" I've been learning to not only play piano, but study music theory and sheet reading."

The three go hand in hand, and you really need some basic knowledge if you're serious. I certainly can't speak for everyone and I know everyone is different, but when I was first learning it was extremely difficult WITH a teacher.
If you're going into it blind and trying to "guess" at what's what, or trying to wing it, it's going to be difficult. I can't even imagine doing that myself.




Paperboy_J said:
Are you learning from a teacher or are you teaching yourself? If I understand your post correctly, you're trying to learn how to play a musical instrument without any prior musical knowledge whatsoever which, in my opinion, is damn near impossible. I think you need a teacher to learn the basics first, or at the very least, go on YouTube or something to see if you can get some free lessons.


" I've been learning to not only play piano, but study music theory and sheet reading."

The three go hand in hand, and you really need some basic knowledge if you're serious. I certainly can't speak for everyone and I know everyone is different, but when I was first learning it was extremely difficult WITH a teacher.
If you're going into it blind and trying to "guess" at what's what, or trying to wing it, it's going to be difficult. I can't even imagine doing that myself.

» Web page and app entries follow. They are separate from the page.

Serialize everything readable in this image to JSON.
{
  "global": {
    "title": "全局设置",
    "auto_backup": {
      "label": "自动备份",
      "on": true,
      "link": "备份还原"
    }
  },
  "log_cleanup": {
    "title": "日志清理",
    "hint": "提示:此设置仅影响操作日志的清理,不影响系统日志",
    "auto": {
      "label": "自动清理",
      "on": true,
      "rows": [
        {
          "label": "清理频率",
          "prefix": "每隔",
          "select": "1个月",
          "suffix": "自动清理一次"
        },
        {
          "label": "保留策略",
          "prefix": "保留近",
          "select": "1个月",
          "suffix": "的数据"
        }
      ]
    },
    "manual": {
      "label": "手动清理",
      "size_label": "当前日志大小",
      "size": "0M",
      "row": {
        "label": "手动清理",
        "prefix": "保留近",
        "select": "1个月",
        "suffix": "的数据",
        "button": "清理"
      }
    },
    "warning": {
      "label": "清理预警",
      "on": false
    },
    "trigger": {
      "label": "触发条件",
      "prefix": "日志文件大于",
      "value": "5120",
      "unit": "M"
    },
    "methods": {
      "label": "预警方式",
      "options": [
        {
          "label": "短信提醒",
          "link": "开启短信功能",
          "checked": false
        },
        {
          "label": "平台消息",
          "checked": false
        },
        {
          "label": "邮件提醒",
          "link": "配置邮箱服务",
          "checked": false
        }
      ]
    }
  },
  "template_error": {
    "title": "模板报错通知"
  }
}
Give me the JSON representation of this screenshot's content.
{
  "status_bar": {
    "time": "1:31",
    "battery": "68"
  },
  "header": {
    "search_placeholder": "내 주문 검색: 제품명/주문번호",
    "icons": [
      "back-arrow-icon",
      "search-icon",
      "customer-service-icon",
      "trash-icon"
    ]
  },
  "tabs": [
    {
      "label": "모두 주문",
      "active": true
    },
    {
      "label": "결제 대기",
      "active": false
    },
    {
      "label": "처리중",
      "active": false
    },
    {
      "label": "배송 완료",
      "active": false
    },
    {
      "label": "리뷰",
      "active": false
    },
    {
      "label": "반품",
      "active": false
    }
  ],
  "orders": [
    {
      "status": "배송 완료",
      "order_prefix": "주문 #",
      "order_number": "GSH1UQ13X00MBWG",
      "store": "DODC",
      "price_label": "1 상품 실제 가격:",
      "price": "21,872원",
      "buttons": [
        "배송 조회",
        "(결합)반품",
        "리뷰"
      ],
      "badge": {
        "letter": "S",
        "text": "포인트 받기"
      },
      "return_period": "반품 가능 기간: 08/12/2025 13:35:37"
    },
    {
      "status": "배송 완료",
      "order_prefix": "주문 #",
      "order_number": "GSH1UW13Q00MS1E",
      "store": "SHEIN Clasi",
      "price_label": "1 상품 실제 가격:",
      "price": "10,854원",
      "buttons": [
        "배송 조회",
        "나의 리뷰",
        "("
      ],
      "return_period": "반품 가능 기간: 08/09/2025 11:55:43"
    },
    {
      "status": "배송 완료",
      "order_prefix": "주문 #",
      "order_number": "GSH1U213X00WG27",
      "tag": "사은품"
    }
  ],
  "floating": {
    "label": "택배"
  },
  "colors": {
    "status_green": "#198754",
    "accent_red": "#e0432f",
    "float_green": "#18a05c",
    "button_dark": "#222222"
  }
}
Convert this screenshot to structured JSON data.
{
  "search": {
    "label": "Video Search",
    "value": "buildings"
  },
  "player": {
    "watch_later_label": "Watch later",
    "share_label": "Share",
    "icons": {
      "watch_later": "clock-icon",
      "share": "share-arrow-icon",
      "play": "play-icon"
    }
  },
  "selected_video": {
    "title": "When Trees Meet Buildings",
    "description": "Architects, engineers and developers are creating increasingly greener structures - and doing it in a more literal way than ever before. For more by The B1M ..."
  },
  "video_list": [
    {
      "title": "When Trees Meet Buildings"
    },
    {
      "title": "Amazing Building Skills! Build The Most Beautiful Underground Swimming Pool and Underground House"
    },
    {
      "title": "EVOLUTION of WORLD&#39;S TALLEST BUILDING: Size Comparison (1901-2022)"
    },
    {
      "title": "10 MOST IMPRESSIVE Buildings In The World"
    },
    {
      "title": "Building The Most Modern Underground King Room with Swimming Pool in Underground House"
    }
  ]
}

Yep, doing it alone. Started without even knowing what a chord or octave was lol

 

Anyway, a lot of people have said the same thing. I'm thankful enough to be able to play pieces such as Chopin's Prelude in E minor and others. I also have bought a few books to learn and memorize the different chords, along with music theory and info in general.

 

In a few months I'll probably get a teacher. For now, I want to see how far I can go alone with no one helping